EXERCISE REQUIREMENTS:
Write out all of the records precisely. Skip anything that is a picture.

GIVEN RECORDS START

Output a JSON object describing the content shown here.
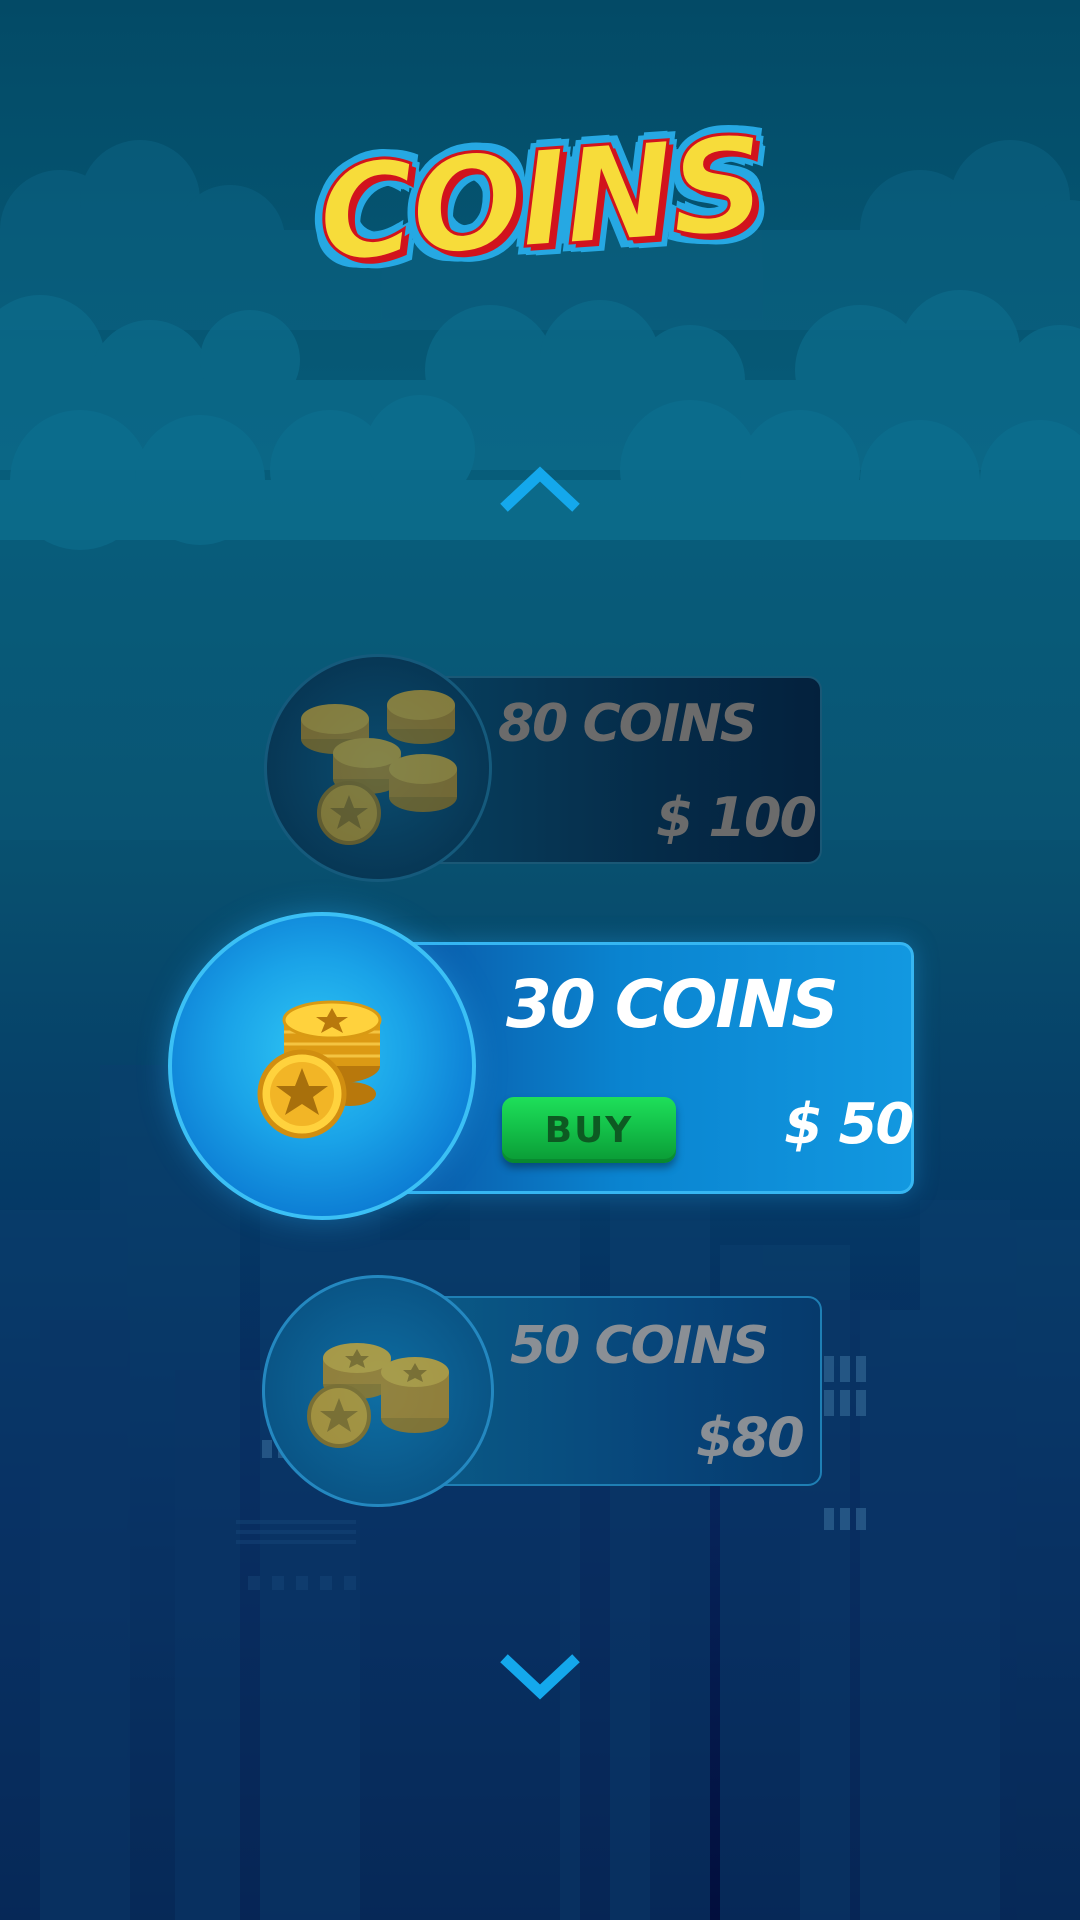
{
  "title": "COINS",
  "nav": {
    "scroll_up_icon": "chevron-up-icon",
    "scroll_down_icon": "chevron-down-icon"
  },
  "packs": [
    {
      "amount_label": "80 COINS",
      "price": "$ 100",
      "state": "dimmed"
    },
    {
      "amount_label": "30 COINS",
      "price": "$ 50",
      "state": "selected",
      "buy_label": "BUY"
    },
    {
      "amount_label": "50 COINS",
      "price": "$80",
      "state": "dimmed"
    }
  ],
  "colors": {
    "title_fill": "#f7dc3a",
    "title_outline": "#26a8e3",
    "title_shadow": "#d1131d",
    "accent_blue": "#1aa3e8",
    "buy_green": "#14c24a",
    "arrow_blue": "#14a8ec"
  }
}
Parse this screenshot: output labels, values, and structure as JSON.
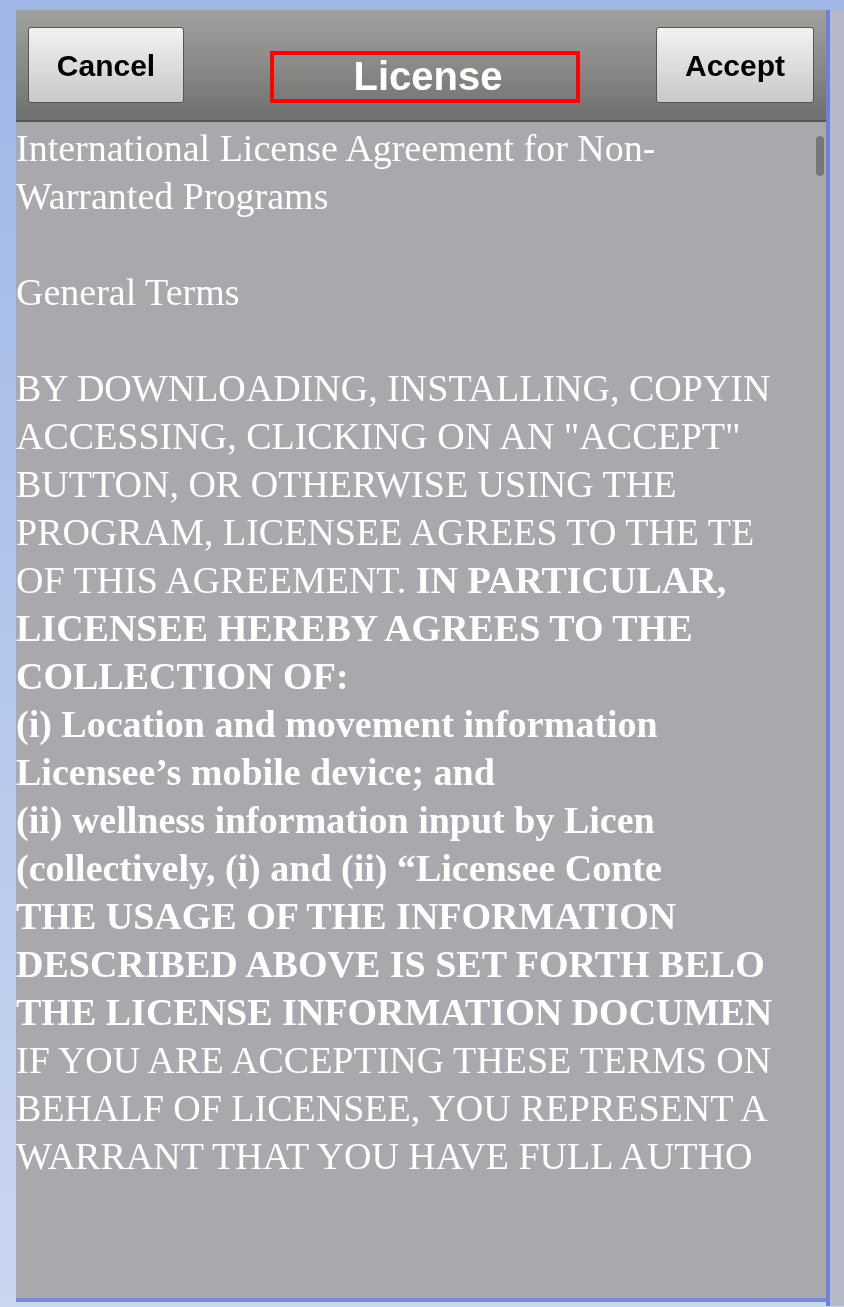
{
  "header": {
    "cancel_button": "Cancel",
    "title": "License",
    "title_highlighted": true,
    "accept_button": "Accept"
  },
  "license_text": [
    {
      "lines": [
        {
          "text": "International License Agreement for Non-",
          "bold": false
        },
        {
          "text": "Warranted Programs",
          "bold": false
        }
      ]
    },
    {
      "lines": [
        {
          "text": "General Terms",
          "bold": false
        }
      ]
    },
    {
      "lines": [
        {
          "text": "BY DOWNLOADING, INSTALLING, COPYIN",
          "bold": false
        },
        {
          "text": "ACCESSING, CLICKING ON AN \"ACCEPT\"",
          "bold": false
        },
        {
          "text": "BUTTON, OR OTHERWISE USING THE",
          "bold": false
        },
        {
          "text": "PROGRAM, LICENSEE AGREES TO THE TE",
          "bold": false
        },
        {
          "text": "OF THIS AGREEMENT. **IN PARTICULAR,**",
          "bold": false
        },
        {
          "text": "LICENSEE HEREBY AGREES TO THE",
          "bold": true
        },
        {
          "text": "COLLECTION OF:",
          "bold": true
        },
        {
          "text": "(i) Location and movement information",
          "bold": true
        },
        {
          "text": "Licensee’s mobile device; and",
          "bold": true
        },
        {
          "text": "(ii) wellness information input by Licen",
          "bold": true
        },
        {
          "text": "(collectively, (i) and (ii) “Licensee Conte",
          "bold": true
        },
        {
          "text": "THE USAGE OF THE INFORMATION",
          "bold": true
        },
        {
          "text": "DESCRIBED ABOVE IS SET FORTH BELO",
          "bold": true
        },
        {
          "text": "THE LICENSE INFORMATION DOCUMEN",
          "bold": true
        },
        {
          "text": "IF YOU ARE ACCEPTING THESE TERMS ON",
          "bold": false
        },
        {
          "text": "BEHALF OF LICENSEE, YOU REPRESENT A",
          "bold": false
        },
        {
          "text": "WARRANT THAT YOU HAVE FULL AUTHO",
          "bold": false
        }
      ]
    }
  ]
}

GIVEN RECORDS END

OUTPUT:
Output a JSON object describing the content shown here.
{
  "title": "COINS",
  "nav": {
    "scroll_up_icon": "chevron-up-icon",
    "scroll_down_icon": "chevron-down-icon"
  },
  "packs": [
    {
      "amount_label": "80 COINS",
      "price": "$ 100",
      "state": "dimmed"
    },
    {
      "amount_label": "30 COINS",
      "price": "$ 50",
      "state": "selected",
      "buy_label": "BUY"
    },
    {
      "amount_label": "50 COINS",
      "price": "$80",
      "state": "dimmed"
    }
  ],
  "colors": {
    "title_fill": "#f7dc3a",
    "title_outline": "#26a8e3",
    "title_shadow": "#d1131d",
    "accent_blue": "#1aa3e8",
    "buy_green": "#14c24a",
    "arrow_blue": "#14a8ec"
  }
}
Parse this screenshot: output labels, values, and structure as JSON.
{
  "header": {
    "cancel_button": "Cancel",
    "title": "License",
    "title_highlighted": true,
    "accept_button": "Accept"
  },
  "license_text": [
    {
      "lines": [
        {
          "text": "International License Agreement for Non-",
          "bold": false
        },
        {
          "text": "Warranted Programs",
          "bold": false
        }
      ]
    },
    {
      "lines": [
        {
          "text": "General Terms",
          "bold": false
        }
      ]
    },
    {
      "lines": [
        {
          "text": "BY DOWNLOADING, INSTALLING, COPYIN",
          "bold": false
        },
        {
          "text": "ACCESSING, CLICKING ON AN \"ACCEPT\"",
          "bold": false
        },
        {
          "text": "BUTTON, OR OTHERWISE USING THE",
          "bold": false
        },
        {
          "text": "PROGRAM, LICENSEE AGREES TO THE TE",
          "bold": false
        },
        {
          "text": "OF THIS AGREEMENT. **IN PARTICULAR,**",
          "bold": false
        },
        {
          "text": "LICENSEE HEREBY AGREES TO THE",
          "bold": true
        },
        {
          "text": "COLLECTION OF:",
          "bold": true
        },
        {
          "text": "(i) Location and movement information",
          "bold": true
        },
        {
          "text": "Licensee’s mobile device; and",
          "bold": true
        },
        {
          "text": "(ii) wellness information input by Licen",
          "bold": true
        },
        {
          "text": "(collectively, (i) and (ii) “Licensee Conte",
          "bold": true
        },
        {
          "text": "THE USAGE OF THE INFORMATION",
          "bold": true
        },
        {
          "text": "DESCRIBED ABOVE IS SET FORTH BELO",
          "bold": true
        },
        {
          "text": "THE LICENSE INFORMATION DOCUMEN",
          "bold": true
        },
        {
          "text": "IF YOU ARE ACCEPTING THESE TERMS ON",
          "bold": false
        },
        {
          "text": "BEHALF OF LICENSEE, YOU REPRESENT A",
          "bold": false
        },
        {
          "text": "WARRANT THAT YOU HAVE FULL AUTHO",
          "bold": false
        }
      ]
    }
  ]
}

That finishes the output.